## Your assignment
The response must be made up of the lines in the entries below that contain "سنندج".

Data excerpts
########

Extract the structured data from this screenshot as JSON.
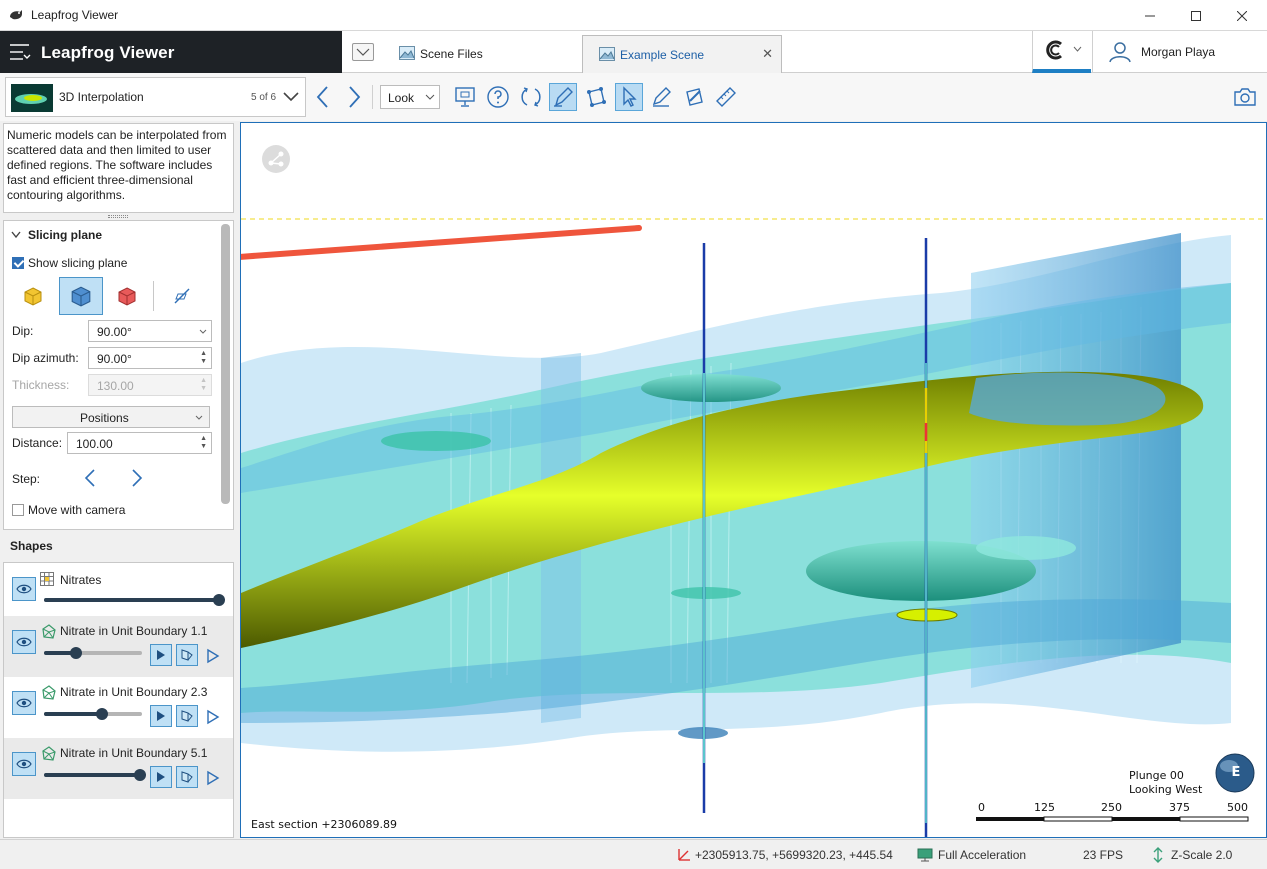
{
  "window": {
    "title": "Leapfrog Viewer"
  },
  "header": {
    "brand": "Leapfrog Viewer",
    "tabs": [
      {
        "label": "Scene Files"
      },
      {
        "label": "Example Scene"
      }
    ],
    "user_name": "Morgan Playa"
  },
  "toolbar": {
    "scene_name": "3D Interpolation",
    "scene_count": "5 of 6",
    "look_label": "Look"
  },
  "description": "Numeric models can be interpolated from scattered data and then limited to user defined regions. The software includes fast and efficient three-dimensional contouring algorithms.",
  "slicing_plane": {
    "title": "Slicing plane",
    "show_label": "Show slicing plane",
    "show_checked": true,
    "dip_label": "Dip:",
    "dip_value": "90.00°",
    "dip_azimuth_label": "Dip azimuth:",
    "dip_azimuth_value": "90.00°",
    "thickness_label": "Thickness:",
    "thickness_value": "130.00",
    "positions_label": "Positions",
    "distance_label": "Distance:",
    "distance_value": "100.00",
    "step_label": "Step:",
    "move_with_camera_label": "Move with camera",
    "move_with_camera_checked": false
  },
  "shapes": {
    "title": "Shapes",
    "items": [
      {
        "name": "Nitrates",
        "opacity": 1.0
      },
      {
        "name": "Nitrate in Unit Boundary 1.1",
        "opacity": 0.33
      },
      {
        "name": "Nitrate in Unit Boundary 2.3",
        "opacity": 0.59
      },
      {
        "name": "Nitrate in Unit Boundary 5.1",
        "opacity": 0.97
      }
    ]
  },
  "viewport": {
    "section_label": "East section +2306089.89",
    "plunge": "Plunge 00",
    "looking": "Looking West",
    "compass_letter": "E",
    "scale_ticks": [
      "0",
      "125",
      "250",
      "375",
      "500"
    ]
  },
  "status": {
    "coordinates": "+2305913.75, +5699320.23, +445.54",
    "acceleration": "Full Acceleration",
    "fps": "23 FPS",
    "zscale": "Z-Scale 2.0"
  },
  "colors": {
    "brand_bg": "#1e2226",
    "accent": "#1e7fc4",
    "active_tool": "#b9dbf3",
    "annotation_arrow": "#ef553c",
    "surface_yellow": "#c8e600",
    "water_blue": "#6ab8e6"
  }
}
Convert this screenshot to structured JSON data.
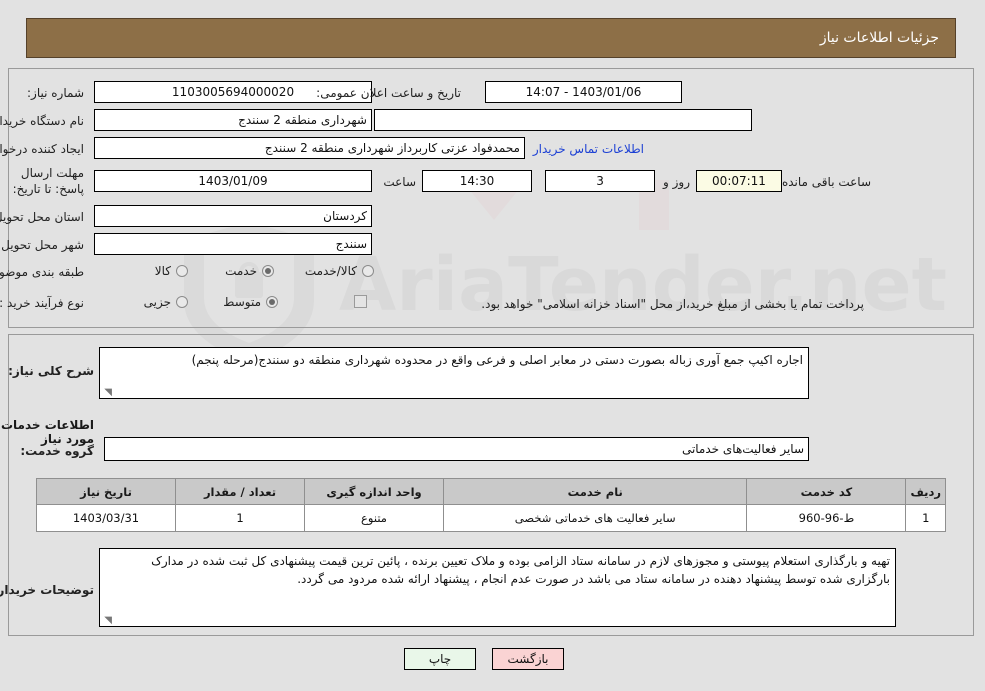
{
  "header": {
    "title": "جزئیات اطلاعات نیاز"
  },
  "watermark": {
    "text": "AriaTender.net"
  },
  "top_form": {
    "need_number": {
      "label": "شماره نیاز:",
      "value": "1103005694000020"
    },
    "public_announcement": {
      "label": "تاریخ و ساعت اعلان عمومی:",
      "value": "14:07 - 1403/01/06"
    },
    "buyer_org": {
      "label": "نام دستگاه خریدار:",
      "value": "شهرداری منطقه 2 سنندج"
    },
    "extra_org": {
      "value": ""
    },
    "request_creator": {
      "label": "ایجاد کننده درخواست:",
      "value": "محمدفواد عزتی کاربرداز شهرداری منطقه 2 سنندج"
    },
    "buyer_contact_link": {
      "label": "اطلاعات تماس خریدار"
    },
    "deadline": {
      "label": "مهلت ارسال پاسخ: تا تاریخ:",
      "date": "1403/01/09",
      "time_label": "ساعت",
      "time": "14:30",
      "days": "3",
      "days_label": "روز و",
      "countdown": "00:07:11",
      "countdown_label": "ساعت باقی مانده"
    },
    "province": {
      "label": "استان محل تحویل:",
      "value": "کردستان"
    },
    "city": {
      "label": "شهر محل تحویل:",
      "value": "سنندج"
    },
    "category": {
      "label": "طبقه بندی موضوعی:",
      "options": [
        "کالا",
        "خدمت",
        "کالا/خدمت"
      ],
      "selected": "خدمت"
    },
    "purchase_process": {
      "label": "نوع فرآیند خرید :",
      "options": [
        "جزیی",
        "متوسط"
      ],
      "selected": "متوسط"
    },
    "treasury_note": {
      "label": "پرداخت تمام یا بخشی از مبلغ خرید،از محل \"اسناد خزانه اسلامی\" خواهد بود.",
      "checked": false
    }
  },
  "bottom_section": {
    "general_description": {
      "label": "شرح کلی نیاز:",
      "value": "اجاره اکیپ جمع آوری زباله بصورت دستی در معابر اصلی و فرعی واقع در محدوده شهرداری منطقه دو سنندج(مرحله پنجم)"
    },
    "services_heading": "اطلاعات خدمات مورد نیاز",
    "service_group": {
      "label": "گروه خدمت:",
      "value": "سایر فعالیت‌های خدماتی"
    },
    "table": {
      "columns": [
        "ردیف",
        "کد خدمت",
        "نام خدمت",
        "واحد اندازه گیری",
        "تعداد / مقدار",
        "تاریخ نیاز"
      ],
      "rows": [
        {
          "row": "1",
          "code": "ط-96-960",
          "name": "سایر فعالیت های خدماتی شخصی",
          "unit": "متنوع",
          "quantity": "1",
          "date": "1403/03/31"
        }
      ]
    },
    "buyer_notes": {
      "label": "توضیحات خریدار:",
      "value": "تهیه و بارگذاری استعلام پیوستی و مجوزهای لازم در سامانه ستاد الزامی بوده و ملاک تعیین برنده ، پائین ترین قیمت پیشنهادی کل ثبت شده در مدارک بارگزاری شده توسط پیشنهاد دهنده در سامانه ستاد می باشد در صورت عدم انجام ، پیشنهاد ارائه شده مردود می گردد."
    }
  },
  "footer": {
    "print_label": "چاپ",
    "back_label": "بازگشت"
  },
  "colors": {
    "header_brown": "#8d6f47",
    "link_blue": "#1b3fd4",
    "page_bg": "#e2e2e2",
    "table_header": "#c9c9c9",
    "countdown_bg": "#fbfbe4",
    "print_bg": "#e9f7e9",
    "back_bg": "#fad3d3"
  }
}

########

## Response
      "value": "شهرداری منطقه 2 سنندج"
      "value": "محمدفواد عزتی کاربرداز شهرداری منطقه 2 سنندج"
      "value": "سنندج"
      "value": "اجاره اکیپ جمع آوری زباله بصورت دستی در معابر اصلی و فرعی واقع در محدوده شهرداری منطقه دو سنندج(مرحله پنجم)"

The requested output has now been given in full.